This past Saturday (Hallows’ Eve) we stopped by Studio A for Roya’s second recording session this term. Her entire band was in attendance; recording bedtracks for drums, bass, guitar, piano, santur, and voice.

After a few passes at a particular song, Producer, Professor and label head Paul Johnston made the decision to mute the ever controversial “click-track” or metronome, mid-way through the tune. This seemed to be the magic touch that was needed, as the bridge that followed was full of liveliness.

Although the team spent many hours in the studio, the day flew by thanks to a great group of musicians. As the session wrapped up, Roya gave us some insight into the recording process. She explained that the bulk of the material needed for her album has now been captured. As some of her compositions have been in the works for years, she finds it extremely satisfying to finally reach this recording milestone!

Dreaming: The Prague Sessions — Now Available!

This week we spoke with Allan Gilliland to catch up and discuss his new single “Perryscope” and his brand new album release Dreaming: The Prague Sessions. He talked about his inspiration and what to expect from his new album. 

The song is very dynamic and fun; what was the recording process like? 
Because there were 70 musicians in the room during the whole process, it was a real test in organizational skills and making sure we had what we wanted before moving on. Kudos to conductor Raymond Baril for keeping it all together.

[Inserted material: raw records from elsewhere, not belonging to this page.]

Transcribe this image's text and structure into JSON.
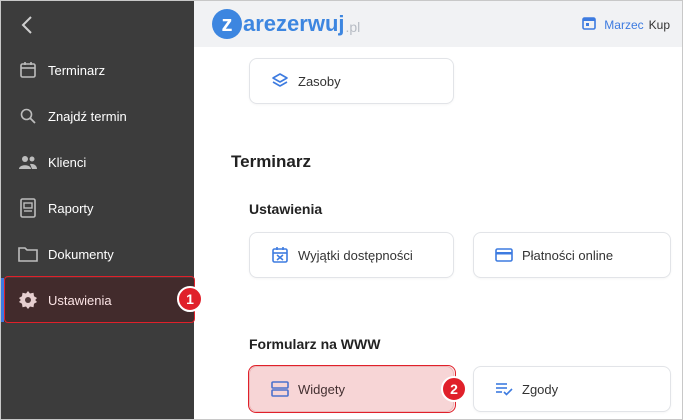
{
  "sidebar": {
    "items": [
      {
        "label": "Terminarz",
        "icon": "calendar-icon"
      },
      {
        "label": "Znajdź termin",
        "icon": "search-icon"
      },
      {
        "label": "Klienci",
        "icon": "people-icon"
      },
      {
        "label": "Raporty",
        "icon": "report-icon"
      },
      {
        "label": "Dokumenty",
        "icon": "folder-icon"
      },
      {
        "label": "Ustawienia",
        "icon": "gear-icon"
      }
    ]
  },
  "header": {
    "logo_letter": "z",
    "logo_text": "arezerwuj",
    "logo_suffix": ".pl",
    "month": "Marzec",
    "user": "Kup"
  },
  "content": {
    "top_card": "Zasoby",
    "section_title": "Terminarz",
    "settings_heading": "Ustawienia",
    "settings_cards": [
      "Wyjątki dostępności",
      "Płatności online"
    ],
    "form_heading": "Formularz na WWW",
    "form_cards": [
      "Widgety",
      "Zgody"
    ]
  },
  "annotations": {
    "step1": "1",
    "step2": "2"
  },
  "colors": {
    "accent": "#3d7be0",
    "highlight": "#e0202a",
    "sidebar": "#3c3c3c"
  }
}
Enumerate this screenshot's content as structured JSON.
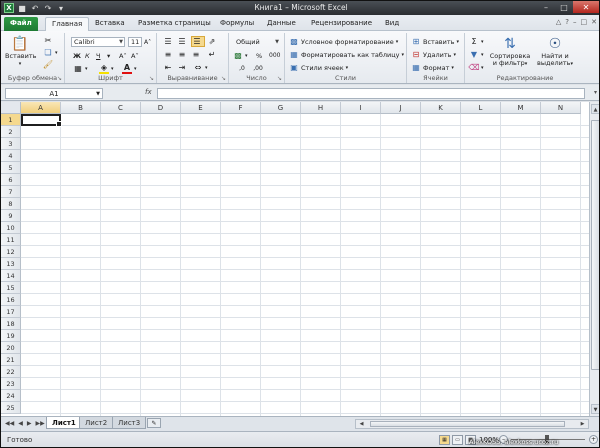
{
  "window": {
    "title": "Книга1 – Microsoft Excel"
  },
  "quick_access": {
    "icons": [
      "excel-logo-icon",
      "save-icon",
      "undo-icon",
      "redo-icon",
      "customize-icon"
    ]
  },
  "tabs": [
    "Файл",
    "Главная",
    "Вставка",
    "Разметка страницы",
    "Формулы",
    "Данные",
    "Рецензирование",
    "Вид"
  ],
  "ribbon": {
    "clipboard": {
      "label": "Буфер обмена",
      "paste": "Вставить"
    },
    "font": {
      "label": "Шрифт",
      "font_name": "Calibri",
      "font_size": "11",
      "bold": "Ж",
      "italic": "К",
      "underline": "Ч"
    },
    "alignment": {
      "label": "Выравнивание"
    },
    "number": {
      "label": "Число",
      "format": "Общий",
      "percent": "%",
      "thousands": "000"
    },
    "styles": {
      "label": "Стили",
      "conditional": "Условное форматирование",
      "format_table": "Форматировать как таблицу",
      "cell_styles": "Стили ячеек"
    },
    "cells": {
      "label": "Ячейки",
      "insert": "Вставить",
      "delete": "Удалить",
      "format": "Формат"
    },
    "editing": {
      "label": "Редактирование",
      "sort_1": "Сортировка",
      "sort_2": "и фильтр",
      "find_1": "Найти и",
      "find_2": "выделить"
    }
  },
  "formula_bar": {
    "name_box": "A1",
    "fx": "fx",
    "formula": ""
  },
  "columns": [
    "A",
    "B",
    "C",
    "D",
    "E",
    "F",
    "G",
    "H",
    "I",
    "J",
    "K",
    "L",
    "M",
    "N"
  ],
  "rows": [
    "1",
    "2",
    "3",
    "4",
    "5",
    "6",
    "7",
    "8",
    "9",
    "10",
    "11",
    "12",
    "13",
    "14",
    "15",
    "16",
    "17",
    "18",
    "19",
    "20",
    "21",
    "22",
    "23",
    "24",
    "25"
  ],
  "sheets": [
    "Лист1",
    "Лист2",
    "Лист3"
  ],
  "status": {
    "text": "Готово",
    "zoom": "100%"
  },
  "watermark": "AlexKOSS, alexkoss.ucoz.ru",
  "colors": {
    "file_tab": "#1d7a33",
    "selection_header": "#f5d98e",
    "grid_line": "#dde2e8"
  }
}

What was your inspiration for the single? 
This entire piece was originally going to be a concerto for saxophone and piano. Unfortunately, Tommy Banks had to withdraw from the project when he got sick and eventually passed away.
So, I was thinking about the balance between the piano and saxophone, and it’s one of the reasons there is a prominent piano part in this and the 2nd movement. I knew I wanted it to be up-tempo and virtuosic. I also wanted it to have a set of chord changes that PJ Perry would have fun improvising on the track. Finally, as I was writing, I thought a lot about the key as I knew PJ would be playing the alto saxophone.

What was the writing process like? 
This piece came quite easily. I have a very strict writing process. I get up every morning at 5 am and write until around 8. With that schedule, it takes me 4-6 months to write a concerto of this scope.

What was it like recording in Prague?
A complete dream! It was a very complicated project to put together, nine people traveling from Canada plus a 65-piece orchestra. Still, it all came together so much better than I hoped, and I’m so proud of everyone who took part.

In the Studio with ROYA

Photo by Roya Yazdanmehr

This past weekend, we visited with Roya Yazdanmehr in the studio while she and co-writer & guitarist Justin Khuong recorded overdubs for the first four songs from her upcoming album. The session was led by Producer and Professor Paul Johnston, with assistance from a number of recording students. 

We asked Roya to reflect on the session, and catch us up on what she’s been doing:

“The project has been on pause for a while so it was exciting to get back into the studio and resume working. It was my first time in the new studio (Studio A in Allard Hall), and it was a beautiful experience. I felt at ease and calm in the space — recording can feel stressful for me, feeling the pressure to get things just right, and I’m grateful for such a supportive team. I have also resumed rehearsals with my full band, in preparation for recording the remainder of the album at the end of October! It feels great to be creating again.”

Roya’s vocals possess a purity of tone that demands attention, dynamically weaving their way through her compositions. Blending the sounds of acoustic guitars, folk rhythms, and jazz infused melodies, Roya encaptures her audiences with direct but poetic encounters.

Watch out for more exciting updates on Roya’s album!